*Task brief*.
Reproduce every line in the listing that contains the word "三融环保有限公司".

*Dataset excerpts*.
§
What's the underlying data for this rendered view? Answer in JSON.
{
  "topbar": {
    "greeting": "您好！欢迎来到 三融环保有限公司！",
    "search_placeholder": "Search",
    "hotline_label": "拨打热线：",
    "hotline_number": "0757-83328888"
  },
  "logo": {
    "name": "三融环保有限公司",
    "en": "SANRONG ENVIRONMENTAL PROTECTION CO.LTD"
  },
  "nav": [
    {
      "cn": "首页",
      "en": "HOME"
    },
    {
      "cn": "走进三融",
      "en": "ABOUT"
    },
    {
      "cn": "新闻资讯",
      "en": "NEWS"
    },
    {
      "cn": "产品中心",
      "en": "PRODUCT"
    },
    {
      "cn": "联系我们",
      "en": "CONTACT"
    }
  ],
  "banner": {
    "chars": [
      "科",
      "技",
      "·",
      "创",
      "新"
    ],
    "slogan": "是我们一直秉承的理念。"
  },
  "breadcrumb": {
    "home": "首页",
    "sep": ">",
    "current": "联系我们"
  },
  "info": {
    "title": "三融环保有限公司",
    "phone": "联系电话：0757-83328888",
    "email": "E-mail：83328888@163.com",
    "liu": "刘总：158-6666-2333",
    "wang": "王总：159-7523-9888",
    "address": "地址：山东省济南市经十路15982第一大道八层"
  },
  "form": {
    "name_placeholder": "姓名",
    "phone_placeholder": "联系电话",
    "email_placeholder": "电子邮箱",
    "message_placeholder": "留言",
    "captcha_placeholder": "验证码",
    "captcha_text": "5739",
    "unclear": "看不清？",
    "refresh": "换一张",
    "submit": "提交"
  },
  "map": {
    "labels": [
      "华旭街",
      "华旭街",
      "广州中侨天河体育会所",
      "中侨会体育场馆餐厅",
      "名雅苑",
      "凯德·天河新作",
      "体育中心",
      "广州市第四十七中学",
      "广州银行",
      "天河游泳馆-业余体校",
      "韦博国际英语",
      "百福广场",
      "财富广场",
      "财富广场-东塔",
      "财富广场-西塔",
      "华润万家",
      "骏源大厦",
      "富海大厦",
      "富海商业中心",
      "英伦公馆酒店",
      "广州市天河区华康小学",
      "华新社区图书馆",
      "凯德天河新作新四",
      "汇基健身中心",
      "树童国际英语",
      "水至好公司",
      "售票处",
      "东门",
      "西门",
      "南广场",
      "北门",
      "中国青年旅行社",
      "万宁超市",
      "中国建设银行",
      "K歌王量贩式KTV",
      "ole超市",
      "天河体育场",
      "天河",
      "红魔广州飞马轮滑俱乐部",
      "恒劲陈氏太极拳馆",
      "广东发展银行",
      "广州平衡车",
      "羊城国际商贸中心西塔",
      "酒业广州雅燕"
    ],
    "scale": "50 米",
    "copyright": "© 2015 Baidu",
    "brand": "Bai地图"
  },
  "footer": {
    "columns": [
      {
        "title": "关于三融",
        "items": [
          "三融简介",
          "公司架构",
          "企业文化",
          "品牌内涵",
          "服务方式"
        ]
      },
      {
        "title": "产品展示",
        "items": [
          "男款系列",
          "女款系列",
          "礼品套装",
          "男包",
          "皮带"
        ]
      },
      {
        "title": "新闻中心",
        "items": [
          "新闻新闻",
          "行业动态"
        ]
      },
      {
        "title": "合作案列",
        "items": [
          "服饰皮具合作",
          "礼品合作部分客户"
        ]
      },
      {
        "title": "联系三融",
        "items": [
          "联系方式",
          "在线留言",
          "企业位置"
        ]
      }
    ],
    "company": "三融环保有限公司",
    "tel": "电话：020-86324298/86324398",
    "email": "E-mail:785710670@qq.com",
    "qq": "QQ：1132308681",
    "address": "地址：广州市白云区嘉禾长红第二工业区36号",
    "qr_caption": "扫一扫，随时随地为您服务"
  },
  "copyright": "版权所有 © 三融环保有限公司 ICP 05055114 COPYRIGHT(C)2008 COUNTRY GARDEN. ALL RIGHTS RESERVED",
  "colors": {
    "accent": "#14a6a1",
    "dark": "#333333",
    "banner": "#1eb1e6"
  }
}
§
*Answer below*.
    "greeting": "您好！欢迎来到 三融环保有限公司！",
    "name": "三融环保有限公司",
    "title": "三融环保有限公司",
    "company": "三融环保有限公司",
  "copyright": "版权所有 © 三融环保有限公司 ICP 05055114 COPYRIGHT(C)2008 COUNTRY GARDEN. ALL RIGHTS RESERVED",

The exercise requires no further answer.